As record flooding of the Missouri River continues to menace Nebraska’s entire eastern border, a proposal is gaining more ground to create a coalition of states to address troubles with the river’s management.
Despite differences between upstream and downstream states on river, this year’s flooding may band them together.
South Dakota Governor Dennis Daugaard says all the states in the Missouri River basin have a common problem.
Governor Daugaard says, “There’s always going to be some disagreement among the upstream and downstream states, but I do think we will always be united on this issue of flood control first.”
Iowa Governor Terry Branstad has sent a letter to governors in Nebraska, Kansas and Missouri, suggesting they form a group to deal with river issues and the U-S Army Corps of Engineers. Now, South Dakota’s chief executive is joining the chorus.
“Every one of our states has experienced the flood damages and all of the citizens of those states has seen what problems can be created if flood control isn’t the highest priority,” Daugaard says. “I can’t see how anyone from St. Louis on up, all the way into Montana and Wyoming at the headwaters, won’t all agree that number-one among all the elements of dam management should be first — flood control.”
Daugaard says the governors need to work together and question officials with the Corps of Engineers about its priorities on the Missouri. He says he’s already talked with Nebraska’s governor about the prospects.
“I think we’re going to try and get together a group of governors in Omaha,” Daugaard says. “That’s where the Corps is located. I talked with Governor Dave Heineman about hosting such a meeting and we’re working on the possibility of a date either later this summer or fall.”

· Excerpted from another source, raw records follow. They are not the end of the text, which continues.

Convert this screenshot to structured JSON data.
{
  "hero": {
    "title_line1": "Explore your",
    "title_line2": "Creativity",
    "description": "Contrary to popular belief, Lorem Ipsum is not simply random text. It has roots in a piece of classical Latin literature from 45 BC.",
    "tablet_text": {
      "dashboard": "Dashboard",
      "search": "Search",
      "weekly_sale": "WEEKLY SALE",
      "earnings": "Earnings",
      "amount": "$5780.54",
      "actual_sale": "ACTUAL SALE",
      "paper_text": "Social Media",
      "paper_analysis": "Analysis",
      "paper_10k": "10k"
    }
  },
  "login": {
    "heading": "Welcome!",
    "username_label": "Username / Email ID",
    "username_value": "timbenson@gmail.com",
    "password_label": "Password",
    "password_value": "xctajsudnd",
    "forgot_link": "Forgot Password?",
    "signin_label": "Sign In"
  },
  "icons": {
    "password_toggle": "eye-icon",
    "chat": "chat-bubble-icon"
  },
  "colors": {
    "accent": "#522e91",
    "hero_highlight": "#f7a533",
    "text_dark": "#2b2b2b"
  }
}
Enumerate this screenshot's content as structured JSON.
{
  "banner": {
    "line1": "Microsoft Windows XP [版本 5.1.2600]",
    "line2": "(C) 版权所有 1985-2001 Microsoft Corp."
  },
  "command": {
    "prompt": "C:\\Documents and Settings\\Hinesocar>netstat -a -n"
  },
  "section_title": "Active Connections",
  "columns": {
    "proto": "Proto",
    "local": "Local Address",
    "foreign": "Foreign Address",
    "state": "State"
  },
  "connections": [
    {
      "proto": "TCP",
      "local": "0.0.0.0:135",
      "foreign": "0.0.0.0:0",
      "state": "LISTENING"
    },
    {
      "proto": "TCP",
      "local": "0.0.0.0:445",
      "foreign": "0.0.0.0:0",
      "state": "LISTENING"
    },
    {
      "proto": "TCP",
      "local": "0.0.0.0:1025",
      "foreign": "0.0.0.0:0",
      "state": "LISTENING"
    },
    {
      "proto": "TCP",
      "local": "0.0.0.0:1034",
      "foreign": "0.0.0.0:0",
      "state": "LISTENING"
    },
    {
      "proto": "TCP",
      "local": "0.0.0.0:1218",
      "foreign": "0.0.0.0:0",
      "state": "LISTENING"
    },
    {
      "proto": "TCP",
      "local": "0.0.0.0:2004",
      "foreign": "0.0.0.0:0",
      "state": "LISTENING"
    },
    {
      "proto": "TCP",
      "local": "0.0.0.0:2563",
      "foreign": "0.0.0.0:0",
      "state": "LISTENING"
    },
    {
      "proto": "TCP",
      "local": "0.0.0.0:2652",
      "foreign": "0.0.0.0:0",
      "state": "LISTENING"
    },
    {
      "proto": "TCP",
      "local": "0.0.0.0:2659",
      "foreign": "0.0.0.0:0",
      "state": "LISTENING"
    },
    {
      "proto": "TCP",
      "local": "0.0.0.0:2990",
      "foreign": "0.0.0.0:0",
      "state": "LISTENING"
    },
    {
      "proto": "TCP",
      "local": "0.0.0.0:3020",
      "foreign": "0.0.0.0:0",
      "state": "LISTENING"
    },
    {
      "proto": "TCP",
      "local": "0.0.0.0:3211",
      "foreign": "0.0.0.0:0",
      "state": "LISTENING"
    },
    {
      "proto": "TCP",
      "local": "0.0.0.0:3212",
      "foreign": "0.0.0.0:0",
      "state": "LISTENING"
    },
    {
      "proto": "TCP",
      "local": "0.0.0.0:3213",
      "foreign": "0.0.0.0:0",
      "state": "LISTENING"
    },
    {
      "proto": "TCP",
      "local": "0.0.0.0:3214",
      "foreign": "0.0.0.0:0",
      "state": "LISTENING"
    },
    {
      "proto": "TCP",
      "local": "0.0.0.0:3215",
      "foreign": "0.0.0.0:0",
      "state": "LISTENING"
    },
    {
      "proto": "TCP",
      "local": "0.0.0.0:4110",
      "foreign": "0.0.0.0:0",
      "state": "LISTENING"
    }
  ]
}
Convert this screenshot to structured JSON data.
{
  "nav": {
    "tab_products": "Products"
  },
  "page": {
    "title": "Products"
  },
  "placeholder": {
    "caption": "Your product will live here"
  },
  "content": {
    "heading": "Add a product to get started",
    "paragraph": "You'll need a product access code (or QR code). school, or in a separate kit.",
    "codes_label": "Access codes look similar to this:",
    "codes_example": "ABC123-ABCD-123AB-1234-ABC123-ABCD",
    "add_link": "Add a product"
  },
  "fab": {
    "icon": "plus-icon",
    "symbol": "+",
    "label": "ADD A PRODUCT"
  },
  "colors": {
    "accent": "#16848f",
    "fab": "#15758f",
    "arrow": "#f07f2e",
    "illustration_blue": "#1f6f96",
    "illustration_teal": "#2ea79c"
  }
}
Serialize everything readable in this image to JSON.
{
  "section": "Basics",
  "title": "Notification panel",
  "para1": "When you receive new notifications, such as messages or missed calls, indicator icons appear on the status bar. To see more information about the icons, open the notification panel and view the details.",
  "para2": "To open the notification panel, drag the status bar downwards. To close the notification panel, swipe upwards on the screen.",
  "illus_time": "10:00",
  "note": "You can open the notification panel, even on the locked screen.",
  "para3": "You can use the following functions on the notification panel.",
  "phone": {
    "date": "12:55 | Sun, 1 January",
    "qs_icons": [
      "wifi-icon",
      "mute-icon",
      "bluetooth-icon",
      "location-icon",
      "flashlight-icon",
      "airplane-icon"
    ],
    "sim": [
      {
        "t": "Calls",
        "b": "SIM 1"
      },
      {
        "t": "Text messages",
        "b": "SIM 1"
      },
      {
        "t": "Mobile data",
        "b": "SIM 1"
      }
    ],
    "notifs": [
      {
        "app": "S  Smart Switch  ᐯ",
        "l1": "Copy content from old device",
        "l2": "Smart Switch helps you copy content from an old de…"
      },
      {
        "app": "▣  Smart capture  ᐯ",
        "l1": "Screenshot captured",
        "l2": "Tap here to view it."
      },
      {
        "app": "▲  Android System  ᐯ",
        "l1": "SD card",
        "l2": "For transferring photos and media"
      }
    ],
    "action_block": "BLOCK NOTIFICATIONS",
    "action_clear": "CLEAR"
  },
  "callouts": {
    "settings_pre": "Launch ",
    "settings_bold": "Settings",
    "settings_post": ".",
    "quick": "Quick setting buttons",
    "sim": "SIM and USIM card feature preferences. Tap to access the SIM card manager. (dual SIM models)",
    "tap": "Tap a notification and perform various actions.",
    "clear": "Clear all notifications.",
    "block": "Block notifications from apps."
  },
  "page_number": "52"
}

Critics say the Corps has placed too much emphasis on recreation and not enough on flood control. Corps officials say they’re following federal law in managing the river for a variety of uses, adding, the flooding would be far worse without their oversight.
Jerry Oster, WNAX, Yankton